‘The key to innovation is not to be found in chemistry electronics, automatic machinery, aeronautics, atomic physics, or any of the products of these science-technologies, but rather in the transformation of science itself into capital’. Harry Braverman, Labour and Monopoly Capital.

Asingle image, captured in countless recent press photographs, expresses a central paradox of contemporary capitalism. The picture is one of a worker, typically a highly-skilled spray painter, guiding the arm of a robot through the motions of a precise and complex task. The machine—a continuous path play-back robot—will then be able endlessly to replicate the exact movements of the human being. Almost certainly, the worker who has been selected to ‘teach’ the robot is the most experienced or the most efficient of this section of the factory’s workforce. According to one’s point of view, the picture may be seen as representing the ever-progressing triumph of technology, or the ultimate irony of automation—the mechanisation of a dreary and potentially dangerous job, or the moment at which years of carefully acquired skill are transferred to an inanimate object, and the human individual is simultaneously rendered redundant.

But, beyond this, the image also symbolises a crucial issue for our understanding of the present nature and future destiny of the capitalist system. It confronts us with the instant at which living labour ceases to be involved in the productive process, and therefore, according to the labour theory of value, the instant at which this fragment of the productive process ceases to generate surplus value. Envisaging the same event repeated hundreds of times—as it has been in the past few years—we seem inexorably to be propelled towards the conclusions put forward by Ernest Mandel.

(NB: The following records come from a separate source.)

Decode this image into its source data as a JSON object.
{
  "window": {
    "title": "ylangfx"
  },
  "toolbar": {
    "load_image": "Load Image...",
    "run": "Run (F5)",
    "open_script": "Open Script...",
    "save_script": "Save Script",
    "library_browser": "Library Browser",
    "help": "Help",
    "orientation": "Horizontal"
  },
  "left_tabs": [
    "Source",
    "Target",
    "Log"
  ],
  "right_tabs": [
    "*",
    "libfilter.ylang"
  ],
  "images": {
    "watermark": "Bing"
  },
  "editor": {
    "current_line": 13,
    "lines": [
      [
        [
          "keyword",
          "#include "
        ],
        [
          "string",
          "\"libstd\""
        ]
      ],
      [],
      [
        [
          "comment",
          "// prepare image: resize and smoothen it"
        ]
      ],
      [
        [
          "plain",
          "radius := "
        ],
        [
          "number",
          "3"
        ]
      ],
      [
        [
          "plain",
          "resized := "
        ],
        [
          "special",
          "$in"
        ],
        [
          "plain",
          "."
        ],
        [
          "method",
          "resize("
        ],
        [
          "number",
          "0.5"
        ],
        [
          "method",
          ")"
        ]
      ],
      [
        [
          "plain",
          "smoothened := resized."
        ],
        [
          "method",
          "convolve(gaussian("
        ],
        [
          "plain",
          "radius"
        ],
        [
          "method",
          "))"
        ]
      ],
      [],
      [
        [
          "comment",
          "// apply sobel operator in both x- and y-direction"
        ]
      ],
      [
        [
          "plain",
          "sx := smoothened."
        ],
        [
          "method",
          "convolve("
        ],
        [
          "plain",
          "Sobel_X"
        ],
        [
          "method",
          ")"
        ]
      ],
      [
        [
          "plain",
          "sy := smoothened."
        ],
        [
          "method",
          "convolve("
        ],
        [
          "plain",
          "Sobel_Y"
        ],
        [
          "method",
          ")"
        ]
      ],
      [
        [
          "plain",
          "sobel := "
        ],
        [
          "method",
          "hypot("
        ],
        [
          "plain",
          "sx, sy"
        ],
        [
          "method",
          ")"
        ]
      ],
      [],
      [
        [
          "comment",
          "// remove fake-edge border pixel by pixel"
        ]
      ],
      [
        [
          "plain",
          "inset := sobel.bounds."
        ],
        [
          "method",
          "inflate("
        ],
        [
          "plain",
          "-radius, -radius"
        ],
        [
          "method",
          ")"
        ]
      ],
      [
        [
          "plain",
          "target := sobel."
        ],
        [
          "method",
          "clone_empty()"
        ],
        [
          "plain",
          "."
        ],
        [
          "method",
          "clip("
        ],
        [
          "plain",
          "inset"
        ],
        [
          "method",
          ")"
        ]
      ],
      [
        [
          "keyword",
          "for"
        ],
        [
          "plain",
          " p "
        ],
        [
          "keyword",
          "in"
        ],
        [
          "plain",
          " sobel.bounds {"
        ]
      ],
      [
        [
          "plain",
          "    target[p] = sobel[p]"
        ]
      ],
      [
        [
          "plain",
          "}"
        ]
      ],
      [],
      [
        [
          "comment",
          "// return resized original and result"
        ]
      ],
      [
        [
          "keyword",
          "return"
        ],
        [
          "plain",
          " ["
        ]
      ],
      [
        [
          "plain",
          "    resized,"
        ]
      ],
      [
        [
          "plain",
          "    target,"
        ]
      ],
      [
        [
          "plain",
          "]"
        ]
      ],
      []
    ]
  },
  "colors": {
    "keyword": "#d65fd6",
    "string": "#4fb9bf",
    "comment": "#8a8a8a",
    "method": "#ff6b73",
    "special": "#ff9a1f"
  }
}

In his work Late Capitalism, first published in the early 1970s, Mandel argued that the process of automation constituted the critical contradictory force within the development of capitalism: ‘ . . . we have here arrived at the absolute inner limit of the capitalist mode of production. This absolute limit . . . lies in the fact that the mass of surplus-value itself necessarily diminishes as a result of the elimination of living labour from the production process in the course of the final stage of mechanisation-automation. Capitalism is incompatible with fully automated production in the whole of industry and agriculture, because this no longer allows the creation of surplus-value or valorisation of capital. It is hence impossible for automation to spread to the entire realm of production in the age of late capitalism’.footnote1

The vision of automation as the end of capitalism is not a new one. Mandel’s views are clearly rooted in Marx’s concept of capitalist development: a process blindly generating, through its own progressive yet self-destructive forces, the seeds of a socialist society where ‘labour in which a human being does what a thing could do has ceased’.footnote2 Indeed the Marxist notion of automation as the harbinger of the end of capitalism has found an echo—albeit in a typically woolly and indistinct echo—in the writings of neo-conservative futurologists such as Daniel Bell. Bell has painted a picture of a post-industrial or information society in which, not only manual labour, but also the centrality of private property and profit maximisation will, it appears, gradually and painlessly wither away: ‘ . . . the social forms of managerial capitalism—the corporate business enterprises, private decision on investment, the differential privileges based on control of property—are likely to remain for a long time. And yet the functional basis of the system is changing, and the lineaments of a new society are visible . . . In the new society which is emerging, individual property is losing its social purpose . . . and function stands alone.’footnote3

In the past few years, the idea that the full automation of production represents the ‘absolute inner limit’ of capitalism has acquired particular importance. When Mandel wrote Late Capitalism, production systems approaching total automation were almost entirely limited to industries such as oil refining, which work on the continuous flow principle. Assembly line industries still required a substantial (though declining) input of human labour. Since then, the development of robots and their incorporation into data-controlled production systems has created a realistic future prospect of worker-less factories (from the perspective of management no doubt ‘worker-free’ factories) even in complex assembly processes—including the production of robots themselves. In 1970 there were probably less than a thousand robots in operation around the world: by 1982, according to one estimate, there were more than 30,000.footnote4

The present situation is obviously very far from the state of total automation which Mandel depicts as the limit of capitalism. But if we accept his view that automated enterprises can make profits only parasitically, by absorbing the surplus value created in other parts of the economy, and that the rising level of automation must therefore be accompanied either by increasing exploitation of the remaining labour force or by falling average levels of profit,footnote5 then it would seem that major capitalist economies are rushing towards their doom like Gadarene swine.